Task prompt:
Give back only one number: how many lines in the data below contain the word "Base".

==*==

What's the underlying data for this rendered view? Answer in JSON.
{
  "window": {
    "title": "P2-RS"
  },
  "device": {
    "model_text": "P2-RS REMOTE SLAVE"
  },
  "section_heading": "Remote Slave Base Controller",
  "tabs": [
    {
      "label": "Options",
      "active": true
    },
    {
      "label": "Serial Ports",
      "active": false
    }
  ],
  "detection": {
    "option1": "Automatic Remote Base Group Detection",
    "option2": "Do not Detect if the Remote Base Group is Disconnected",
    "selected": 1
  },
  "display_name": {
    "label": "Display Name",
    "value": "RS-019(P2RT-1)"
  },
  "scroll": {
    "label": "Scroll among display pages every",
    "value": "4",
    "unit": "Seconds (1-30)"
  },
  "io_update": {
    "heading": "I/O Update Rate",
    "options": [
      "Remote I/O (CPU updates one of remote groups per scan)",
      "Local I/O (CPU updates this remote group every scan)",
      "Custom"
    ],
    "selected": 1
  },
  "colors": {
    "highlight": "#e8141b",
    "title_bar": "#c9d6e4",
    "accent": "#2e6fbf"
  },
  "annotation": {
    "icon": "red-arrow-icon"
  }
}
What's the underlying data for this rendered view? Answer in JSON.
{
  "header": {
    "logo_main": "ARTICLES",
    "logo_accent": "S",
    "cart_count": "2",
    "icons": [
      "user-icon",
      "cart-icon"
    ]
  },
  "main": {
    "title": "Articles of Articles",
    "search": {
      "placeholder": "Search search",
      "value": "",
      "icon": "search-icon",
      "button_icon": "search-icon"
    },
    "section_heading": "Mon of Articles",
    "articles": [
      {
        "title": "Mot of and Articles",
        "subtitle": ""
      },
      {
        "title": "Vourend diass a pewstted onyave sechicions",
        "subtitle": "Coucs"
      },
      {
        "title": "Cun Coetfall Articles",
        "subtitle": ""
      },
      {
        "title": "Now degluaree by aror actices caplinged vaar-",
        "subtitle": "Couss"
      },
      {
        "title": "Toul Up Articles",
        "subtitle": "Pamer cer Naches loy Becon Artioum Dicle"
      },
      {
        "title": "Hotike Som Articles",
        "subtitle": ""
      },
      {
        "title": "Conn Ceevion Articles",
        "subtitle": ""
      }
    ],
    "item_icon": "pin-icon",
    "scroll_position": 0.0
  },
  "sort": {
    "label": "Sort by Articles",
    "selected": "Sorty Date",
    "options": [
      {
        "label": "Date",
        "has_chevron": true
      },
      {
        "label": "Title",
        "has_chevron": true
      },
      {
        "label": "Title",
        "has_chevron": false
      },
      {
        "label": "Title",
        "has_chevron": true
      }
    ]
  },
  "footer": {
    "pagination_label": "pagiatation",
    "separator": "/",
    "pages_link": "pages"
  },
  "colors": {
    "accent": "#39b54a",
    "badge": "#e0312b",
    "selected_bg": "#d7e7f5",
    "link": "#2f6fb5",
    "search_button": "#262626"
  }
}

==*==

Completed exercise:
3